INSTRUCTIONS FOR THE TASK:
Scan the material below, then work out how many of its lines contain the word "amount"; reply with that number only.

AVAILABLE DATA:
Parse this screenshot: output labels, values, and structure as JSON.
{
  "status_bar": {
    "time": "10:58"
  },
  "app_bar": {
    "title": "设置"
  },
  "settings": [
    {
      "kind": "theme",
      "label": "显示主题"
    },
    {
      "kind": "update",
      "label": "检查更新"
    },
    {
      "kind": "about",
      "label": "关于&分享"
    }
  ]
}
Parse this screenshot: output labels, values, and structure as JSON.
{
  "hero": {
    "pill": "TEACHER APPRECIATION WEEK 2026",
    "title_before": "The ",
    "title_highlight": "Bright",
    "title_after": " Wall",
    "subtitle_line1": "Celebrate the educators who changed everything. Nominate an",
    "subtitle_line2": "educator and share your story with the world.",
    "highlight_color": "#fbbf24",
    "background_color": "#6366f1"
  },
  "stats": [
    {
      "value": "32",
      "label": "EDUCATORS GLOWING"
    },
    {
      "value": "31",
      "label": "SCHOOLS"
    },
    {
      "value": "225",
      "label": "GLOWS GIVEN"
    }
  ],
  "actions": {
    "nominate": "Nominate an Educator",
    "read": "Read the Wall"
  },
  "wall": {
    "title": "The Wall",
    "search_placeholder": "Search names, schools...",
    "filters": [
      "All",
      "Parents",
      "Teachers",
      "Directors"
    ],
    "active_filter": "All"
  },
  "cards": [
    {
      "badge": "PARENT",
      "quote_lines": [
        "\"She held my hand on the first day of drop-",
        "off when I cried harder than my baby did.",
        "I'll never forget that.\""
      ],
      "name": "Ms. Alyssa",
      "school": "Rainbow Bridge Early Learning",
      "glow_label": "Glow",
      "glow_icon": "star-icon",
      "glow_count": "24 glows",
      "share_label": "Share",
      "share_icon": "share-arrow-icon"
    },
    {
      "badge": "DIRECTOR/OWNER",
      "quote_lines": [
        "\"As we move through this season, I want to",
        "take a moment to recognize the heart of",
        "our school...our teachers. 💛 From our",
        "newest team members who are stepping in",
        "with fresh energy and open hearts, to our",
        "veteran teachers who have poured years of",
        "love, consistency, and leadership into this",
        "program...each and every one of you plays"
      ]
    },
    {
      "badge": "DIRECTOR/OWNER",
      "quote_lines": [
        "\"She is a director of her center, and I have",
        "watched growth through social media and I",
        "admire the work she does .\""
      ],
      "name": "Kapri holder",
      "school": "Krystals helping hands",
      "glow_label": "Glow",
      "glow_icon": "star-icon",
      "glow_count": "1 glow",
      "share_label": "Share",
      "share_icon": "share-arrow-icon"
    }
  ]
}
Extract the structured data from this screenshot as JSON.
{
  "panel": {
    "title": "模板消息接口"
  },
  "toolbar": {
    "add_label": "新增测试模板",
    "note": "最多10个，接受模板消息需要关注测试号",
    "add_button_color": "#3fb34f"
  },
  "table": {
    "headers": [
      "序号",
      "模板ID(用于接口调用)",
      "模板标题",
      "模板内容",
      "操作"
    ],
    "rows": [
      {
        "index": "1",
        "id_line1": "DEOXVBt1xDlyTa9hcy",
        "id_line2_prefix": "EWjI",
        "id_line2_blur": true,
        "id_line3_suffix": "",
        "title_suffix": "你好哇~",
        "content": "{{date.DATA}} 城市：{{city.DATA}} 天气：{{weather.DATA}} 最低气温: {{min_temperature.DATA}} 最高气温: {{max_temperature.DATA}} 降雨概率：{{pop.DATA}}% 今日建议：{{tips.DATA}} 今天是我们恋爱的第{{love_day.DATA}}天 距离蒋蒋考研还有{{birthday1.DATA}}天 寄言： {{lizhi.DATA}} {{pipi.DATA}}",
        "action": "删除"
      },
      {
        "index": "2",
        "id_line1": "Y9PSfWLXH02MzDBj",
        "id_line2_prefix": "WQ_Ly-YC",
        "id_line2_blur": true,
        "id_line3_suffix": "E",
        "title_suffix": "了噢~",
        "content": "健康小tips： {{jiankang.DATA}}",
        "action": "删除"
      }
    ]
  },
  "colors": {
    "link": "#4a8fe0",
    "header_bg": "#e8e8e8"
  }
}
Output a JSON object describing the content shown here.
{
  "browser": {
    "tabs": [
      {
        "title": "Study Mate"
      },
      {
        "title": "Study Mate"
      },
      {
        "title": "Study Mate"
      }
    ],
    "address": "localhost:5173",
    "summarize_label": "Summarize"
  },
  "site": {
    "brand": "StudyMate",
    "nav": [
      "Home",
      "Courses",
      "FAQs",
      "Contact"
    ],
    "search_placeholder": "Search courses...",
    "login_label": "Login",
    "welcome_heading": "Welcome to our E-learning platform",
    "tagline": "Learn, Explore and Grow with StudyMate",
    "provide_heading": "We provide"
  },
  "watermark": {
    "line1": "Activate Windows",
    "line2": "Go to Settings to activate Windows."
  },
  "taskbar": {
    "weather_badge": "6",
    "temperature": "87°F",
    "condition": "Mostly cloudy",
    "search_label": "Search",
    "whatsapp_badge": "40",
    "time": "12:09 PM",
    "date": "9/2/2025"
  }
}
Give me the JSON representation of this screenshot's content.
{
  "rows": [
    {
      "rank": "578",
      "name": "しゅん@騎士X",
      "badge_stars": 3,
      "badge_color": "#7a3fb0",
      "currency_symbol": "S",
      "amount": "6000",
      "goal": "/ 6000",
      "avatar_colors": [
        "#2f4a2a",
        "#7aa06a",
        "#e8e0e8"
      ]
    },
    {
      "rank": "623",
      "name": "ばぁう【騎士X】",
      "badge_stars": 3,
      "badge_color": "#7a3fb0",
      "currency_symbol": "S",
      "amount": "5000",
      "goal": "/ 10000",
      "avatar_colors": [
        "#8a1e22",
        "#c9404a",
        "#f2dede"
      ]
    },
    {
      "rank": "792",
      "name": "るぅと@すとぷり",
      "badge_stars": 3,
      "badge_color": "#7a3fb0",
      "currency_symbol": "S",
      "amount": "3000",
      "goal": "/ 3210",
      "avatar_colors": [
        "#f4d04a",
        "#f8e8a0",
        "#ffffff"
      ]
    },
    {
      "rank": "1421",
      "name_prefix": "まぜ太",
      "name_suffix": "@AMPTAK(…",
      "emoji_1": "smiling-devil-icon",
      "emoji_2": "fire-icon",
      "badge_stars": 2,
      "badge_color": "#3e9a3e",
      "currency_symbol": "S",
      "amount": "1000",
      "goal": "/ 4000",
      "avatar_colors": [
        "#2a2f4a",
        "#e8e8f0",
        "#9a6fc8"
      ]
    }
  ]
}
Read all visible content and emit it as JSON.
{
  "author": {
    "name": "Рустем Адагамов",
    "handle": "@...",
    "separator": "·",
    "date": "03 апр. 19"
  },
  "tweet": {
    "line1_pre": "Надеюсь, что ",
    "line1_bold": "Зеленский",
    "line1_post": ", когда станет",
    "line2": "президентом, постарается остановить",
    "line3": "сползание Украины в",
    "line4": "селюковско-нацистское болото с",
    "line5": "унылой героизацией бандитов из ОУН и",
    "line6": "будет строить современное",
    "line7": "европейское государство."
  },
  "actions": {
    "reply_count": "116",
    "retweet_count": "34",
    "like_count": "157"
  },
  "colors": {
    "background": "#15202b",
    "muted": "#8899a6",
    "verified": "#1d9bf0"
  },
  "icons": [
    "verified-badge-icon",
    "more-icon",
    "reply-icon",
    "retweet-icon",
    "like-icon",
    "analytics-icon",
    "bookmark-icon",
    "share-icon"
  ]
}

TASK SOLUTION:
4